Racial Disparity in Students Who Study Abroad

Among the nation’s top-ranked universities, Duke University has one of the highest percentages of black students. Duke ranked third in this fall’s JBHE rankings of black freshmen at the nation’s 30 highest-ranked universities, behind only the University of North Carolina at Chapel Hill and Stanford.

But a new study by Duke’s Office of Study Abroad finds that blacks make up only a small percentage of the students the university sends abroad to study.  While blacks are 10.3 percent of the entire student body at Duke, they are only 5.7 percent of the 475 students who are studying abroad this semester.

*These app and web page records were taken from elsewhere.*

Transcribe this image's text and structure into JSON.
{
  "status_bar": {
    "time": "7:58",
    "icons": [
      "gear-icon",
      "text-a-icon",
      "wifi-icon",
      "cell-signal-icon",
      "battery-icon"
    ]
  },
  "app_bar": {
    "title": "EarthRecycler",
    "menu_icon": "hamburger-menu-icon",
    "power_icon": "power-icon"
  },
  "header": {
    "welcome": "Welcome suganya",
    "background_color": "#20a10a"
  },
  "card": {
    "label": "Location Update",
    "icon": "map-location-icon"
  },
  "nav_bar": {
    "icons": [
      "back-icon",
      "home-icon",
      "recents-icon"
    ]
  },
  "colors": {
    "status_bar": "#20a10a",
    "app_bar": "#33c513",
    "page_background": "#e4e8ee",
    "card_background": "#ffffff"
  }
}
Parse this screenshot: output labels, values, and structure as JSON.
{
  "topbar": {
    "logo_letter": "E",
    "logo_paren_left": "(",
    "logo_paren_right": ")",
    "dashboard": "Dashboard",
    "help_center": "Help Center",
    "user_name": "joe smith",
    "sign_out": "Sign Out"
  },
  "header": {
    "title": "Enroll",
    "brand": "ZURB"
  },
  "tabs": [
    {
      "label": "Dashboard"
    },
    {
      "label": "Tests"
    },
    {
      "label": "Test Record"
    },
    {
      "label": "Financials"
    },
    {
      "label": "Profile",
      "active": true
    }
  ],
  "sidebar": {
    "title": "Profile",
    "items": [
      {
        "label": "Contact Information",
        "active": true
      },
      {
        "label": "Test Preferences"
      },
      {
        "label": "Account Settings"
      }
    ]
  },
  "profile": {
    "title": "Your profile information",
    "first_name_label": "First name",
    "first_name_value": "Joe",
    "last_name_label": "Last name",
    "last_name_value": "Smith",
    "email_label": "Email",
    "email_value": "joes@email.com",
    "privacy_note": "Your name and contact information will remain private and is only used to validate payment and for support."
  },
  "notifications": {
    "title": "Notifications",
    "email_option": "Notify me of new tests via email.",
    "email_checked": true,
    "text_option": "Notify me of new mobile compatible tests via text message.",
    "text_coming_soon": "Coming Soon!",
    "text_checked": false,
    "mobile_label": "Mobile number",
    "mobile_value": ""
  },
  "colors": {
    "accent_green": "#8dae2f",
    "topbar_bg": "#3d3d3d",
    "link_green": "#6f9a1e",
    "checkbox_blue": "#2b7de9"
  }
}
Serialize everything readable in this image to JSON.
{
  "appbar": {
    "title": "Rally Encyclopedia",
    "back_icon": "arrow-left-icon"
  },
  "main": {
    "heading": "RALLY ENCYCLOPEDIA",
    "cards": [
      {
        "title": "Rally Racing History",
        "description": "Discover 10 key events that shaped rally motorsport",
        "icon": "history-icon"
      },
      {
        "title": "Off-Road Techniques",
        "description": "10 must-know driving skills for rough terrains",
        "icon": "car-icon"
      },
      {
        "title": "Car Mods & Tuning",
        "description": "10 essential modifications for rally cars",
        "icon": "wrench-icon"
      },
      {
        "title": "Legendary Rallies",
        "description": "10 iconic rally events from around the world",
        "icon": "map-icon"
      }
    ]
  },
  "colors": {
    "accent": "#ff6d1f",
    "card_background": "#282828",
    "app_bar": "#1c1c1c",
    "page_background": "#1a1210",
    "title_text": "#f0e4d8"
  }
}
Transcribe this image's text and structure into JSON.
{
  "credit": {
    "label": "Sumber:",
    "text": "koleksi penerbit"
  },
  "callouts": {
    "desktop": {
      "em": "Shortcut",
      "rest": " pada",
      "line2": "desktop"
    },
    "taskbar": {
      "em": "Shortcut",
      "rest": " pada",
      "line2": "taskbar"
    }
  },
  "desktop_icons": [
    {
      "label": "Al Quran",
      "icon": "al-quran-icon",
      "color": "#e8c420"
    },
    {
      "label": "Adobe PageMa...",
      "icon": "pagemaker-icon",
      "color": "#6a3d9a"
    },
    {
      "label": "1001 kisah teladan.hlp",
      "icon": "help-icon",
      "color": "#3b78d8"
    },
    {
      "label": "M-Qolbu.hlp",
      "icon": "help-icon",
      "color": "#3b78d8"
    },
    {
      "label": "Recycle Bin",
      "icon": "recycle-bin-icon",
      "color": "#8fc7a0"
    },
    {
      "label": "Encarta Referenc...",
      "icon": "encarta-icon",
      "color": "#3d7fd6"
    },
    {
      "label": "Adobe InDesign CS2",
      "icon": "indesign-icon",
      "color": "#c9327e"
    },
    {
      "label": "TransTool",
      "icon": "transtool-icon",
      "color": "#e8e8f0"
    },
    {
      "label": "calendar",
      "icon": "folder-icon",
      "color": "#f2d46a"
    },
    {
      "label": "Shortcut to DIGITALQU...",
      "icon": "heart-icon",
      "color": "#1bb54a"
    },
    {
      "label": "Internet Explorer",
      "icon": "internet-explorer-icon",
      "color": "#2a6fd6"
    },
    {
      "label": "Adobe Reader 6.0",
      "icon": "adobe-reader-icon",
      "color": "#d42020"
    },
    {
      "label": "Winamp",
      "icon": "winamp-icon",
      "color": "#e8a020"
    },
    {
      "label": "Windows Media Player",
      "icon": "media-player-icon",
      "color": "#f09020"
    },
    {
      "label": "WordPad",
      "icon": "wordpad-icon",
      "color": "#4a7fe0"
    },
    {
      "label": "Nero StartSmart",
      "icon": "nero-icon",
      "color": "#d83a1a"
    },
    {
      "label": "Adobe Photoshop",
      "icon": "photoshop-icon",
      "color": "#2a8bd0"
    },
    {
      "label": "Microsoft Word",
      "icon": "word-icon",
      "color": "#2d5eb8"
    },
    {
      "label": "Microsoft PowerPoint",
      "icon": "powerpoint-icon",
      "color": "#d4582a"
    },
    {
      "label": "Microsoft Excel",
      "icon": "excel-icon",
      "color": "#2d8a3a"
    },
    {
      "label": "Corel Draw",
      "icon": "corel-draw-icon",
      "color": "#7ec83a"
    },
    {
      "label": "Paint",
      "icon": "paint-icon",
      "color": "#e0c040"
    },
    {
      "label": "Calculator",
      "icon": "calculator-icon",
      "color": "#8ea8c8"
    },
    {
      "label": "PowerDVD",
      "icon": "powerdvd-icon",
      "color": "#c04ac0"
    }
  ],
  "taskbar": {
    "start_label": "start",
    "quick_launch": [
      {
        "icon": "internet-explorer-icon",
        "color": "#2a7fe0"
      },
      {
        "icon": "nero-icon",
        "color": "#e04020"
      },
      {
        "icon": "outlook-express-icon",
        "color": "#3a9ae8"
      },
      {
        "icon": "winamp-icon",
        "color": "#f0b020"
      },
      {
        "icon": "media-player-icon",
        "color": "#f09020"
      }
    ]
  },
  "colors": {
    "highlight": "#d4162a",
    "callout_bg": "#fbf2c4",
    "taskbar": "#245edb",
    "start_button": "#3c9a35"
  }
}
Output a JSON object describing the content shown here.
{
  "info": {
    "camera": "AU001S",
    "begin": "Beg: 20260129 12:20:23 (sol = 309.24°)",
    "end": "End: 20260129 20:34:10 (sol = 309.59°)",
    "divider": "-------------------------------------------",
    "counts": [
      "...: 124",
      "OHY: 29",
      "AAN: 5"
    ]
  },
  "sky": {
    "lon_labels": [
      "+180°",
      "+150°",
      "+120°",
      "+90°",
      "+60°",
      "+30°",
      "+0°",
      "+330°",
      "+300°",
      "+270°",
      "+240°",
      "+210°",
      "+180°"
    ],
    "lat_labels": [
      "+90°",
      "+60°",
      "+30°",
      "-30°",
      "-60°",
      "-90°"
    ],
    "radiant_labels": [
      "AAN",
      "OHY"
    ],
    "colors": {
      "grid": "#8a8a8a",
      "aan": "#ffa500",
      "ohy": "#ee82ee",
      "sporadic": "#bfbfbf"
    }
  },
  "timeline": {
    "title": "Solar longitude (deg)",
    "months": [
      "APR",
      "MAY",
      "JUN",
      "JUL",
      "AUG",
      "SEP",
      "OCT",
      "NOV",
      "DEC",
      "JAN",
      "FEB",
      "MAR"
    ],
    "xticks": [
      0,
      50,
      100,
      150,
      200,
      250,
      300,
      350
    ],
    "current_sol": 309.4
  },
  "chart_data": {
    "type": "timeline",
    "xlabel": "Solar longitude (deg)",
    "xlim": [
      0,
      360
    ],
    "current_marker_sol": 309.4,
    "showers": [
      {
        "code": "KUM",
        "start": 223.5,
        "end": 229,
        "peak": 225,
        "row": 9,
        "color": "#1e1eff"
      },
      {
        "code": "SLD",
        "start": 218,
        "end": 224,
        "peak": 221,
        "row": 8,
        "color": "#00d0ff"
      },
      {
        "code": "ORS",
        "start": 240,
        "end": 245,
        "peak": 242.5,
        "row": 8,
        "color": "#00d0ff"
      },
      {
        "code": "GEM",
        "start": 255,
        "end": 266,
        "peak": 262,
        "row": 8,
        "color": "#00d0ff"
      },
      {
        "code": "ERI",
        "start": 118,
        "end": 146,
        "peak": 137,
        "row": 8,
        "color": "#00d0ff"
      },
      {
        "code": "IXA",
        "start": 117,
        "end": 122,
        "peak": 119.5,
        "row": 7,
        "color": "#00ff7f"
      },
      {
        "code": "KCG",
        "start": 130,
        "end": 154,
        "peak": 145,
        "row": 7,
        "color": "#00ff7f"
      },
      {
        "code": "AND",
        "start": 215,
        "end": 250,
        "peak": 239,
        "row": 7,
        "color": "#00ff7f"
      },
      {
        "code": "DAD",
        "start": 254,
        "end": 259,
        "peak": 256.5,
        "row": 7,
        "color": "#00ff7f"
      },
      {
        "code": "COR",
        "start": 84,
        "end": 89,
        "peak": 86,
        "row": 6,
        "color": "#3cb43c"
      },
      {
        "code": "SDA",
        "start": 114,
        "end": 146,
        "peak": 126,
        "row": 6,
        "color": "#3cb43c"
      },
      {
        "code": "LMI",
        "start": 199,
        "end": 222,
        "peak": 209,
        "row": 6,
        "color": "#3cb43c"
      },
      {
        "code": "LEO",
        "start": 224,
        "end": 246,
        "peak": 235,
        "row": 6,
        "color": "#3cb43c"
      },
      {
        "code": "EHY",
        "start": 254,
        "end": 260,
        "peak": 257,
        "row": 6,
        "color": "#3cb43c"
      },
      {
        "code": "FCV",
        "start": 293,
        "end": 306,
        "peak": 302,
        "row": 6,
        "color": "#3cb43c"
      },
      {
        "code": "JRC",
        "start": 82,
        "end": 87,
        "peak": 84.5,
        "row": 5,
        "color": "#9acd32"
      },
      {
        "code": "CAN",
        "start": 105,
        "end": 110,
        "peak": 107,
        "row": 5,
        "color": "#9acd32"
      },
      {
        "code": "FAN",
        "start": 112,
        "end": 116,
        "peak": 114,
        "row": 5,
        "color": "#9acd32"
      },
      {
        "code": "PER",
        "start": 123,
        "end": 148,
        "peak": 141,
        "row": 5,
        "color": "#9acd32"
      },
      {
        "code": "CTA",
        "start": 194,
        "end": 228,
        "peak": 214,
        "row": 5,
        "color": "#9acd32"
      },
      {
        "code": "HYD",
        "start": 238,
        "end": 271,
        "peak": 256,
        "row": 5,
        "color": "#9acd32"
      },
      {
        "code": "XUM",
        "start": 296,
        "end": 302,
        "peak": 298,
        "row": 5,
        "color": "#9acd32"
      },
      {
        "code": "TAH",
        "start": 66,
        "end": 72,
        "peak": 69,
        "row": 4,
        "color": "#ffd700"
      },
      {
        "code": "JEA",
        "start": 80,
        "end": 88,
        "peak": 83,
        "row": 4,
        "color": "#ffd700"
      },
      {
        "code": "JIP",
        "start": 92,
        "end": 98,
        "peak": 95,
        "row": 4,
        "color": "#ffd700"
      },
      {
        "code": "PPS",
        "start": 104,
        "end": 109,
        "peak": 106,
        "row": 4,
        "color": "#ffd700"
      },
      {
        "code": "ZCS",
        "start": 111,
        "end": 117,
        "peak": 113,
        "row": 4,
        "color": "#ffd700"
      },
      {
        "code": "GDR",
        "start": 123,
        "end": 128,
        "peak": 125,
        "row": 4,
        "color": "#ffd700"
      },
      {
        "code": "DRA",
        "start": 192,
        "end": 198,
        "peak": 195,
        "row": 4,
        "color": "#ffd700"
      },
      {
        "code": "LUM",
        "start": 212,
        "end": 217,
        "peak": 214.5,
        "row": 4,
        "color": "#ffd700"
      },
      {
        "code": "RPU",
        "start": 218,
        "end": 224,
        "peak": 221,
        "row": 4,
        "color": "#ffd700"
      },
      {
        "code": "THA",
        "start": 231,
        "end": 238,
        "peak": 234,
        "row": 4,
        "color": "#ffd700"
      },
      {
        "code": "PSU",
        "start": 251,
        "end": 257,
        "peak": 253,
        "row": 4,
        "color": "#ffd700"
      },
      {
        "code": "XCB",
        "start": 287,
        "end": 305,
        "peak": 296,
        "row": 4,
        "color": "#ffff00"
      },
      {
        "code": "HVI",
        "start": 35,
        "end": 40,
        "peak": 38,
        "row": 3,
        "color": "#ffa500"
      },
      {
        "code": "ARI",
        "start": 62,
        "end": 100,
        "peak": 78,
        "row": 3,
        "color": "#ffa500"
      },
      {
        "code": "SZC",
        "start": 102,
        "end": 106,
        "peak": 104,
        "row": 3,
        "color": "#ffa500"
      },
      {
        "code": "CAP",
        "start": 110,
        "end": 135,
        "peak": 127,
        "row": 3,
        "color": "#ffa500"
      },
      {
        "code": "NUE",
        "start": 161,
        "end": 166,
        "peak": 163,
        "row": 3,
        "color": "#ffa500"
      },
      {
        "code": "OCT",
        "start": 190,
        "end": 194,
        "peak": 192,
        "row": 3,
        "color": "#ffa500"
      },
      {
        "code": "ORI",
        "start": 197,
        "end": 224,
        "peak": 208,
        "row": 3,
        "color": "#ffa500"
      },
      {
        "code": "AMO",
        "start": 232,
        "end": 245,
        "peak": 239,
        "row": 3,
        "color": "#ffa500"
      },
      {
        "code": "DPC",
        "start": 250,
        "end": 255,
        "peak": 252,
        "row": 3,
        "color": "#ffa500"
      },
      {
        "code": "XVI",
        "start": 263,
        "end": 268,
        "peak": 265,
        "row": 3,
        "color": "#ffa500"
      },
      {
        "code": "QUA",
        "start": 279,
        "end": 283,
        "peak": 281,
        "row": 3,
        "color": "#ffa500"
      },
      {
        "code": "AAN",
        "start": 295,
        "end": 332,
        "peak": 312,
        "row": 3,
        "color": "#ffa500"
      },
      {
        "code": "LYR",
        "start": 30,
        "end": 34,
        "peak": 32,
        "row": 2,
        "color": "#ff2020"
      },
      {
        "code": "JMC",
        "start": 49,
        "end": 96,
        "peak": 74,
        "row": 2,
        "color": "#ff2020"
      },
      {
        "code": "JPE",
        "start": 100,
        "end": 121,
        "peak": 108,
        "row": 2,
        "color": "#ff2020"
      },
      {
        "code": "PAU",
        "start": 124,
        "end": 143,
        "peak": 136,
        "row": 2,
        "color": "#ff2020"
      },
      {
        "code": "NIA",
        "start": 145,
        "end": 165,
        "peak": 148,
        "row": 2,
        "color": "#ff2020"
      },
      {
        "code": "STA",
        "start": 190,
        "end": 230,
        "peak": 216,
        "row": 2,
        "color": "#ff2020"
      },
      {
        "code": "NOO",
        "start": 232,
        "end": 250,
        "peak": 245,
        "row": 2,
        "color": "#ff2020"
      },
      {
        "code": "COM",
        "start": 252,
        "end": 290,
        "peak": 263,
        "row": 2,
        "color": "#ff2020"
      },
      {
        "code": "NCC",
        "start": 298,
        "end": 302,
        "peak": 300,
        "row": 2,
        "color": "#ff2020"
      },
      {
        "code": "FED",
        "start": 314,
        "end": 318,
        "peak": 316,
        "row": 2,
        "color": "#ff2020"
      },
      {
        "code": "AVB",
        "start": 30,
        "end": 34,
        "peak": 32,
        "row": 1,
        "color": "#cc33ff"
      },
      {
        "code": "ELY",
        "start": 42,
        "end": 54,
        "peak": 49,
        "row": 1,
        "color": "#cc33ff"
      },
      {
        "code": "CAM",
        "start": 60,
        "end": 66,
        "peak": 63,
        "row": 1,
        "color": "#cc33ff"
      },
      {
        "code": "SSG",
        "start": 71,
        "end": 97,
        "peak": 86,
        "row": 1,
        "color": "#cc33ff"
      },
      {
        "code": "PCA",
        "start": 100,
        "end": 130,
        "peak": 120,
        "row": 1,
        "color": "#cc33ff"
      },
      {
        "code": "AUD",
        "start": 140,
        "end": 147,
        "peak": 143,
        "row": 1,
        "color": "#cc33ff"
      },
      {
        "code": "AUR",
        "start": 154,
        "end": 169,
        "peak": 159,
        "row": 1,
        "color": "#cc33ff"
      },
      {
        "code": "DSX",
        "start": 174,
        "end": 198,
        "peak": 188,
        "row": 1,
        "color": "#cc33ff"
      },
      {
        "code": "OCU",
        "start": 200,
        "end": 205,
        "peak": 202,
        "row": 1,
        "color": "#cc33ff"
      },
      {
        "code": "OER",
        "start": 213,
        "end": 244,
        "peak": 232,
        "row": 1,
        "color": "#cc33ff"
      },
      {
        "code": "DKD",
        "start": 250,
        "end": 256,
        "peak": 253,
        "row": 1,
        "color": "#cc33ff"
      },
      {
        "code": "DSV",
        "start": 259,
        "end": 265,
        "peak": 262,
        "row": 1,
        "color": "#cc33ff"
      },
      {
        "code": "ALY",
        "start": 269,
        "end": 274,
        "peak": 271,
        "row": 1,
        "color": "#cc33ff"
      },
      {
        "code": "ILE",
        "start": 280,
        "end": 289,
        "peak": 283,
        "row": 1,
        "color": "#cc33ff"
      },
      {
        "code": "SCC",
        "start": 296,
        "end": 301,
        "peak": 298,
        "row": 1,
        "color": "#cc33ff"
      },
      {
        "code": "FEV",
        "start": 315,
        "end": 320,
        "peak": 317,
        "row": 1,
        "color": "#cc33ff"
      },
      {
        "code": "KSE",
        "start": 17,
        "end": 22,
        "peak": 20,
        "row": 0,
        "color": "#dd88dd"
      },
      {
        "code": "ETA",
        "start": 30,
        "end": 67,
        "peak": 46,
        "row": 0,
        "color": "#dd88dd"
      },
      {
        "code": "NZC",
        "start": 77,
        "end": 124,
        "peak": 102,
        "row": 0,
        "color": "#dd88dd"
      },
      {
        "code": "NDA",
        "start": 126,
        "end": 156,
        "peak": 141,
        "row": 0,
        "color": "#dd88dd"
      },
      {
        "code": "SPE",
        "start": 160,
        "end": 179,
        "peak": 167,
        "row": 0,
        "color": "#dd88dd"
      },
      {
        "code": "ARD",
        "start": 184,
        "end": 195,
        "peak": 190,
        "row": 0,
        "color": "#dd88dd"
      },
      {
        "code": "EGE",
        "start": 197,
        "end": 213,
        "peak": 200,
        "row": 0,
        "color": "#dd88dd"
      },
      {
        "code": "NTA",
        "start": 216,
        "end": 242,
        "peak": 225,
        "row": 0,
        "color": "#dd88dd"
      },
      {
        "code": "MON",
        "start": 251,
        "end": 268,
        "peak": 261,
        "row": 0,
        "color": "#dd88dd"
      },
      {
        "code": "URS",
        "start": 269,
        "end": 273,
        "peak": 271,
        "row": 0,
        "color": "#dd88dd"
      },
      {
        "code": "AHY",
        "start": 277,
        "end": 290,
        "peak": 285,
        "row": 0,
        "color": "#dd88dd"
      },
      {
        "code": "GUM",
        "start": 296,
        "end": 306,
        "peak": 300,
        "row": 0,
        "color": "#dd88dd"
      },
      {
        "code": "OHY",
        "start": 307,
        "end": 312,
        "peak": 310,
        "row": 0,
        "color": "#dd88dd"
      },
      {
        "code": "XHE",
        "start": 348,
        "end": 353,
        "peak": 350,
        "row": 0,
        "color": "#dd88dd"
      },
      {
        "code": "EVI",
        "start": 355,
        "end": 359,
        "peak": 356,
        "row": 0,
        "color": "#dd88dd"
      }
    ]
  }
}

Margaret Riley, associate dean for study abroad at Duke, told the university’s student newspaper, “There’s a high percentage of diverse students who are basketball and football players. Their schedule doesn’t permit study abroad.” She also said that the “close-knit” nature of black fraternities and sororities makes it more “socially difficult” for black students to commit to study abroad.

Money is also a factor. Students who are not on financial aid are more likely to study abroad than students who receive scholarship grants and loans from the university.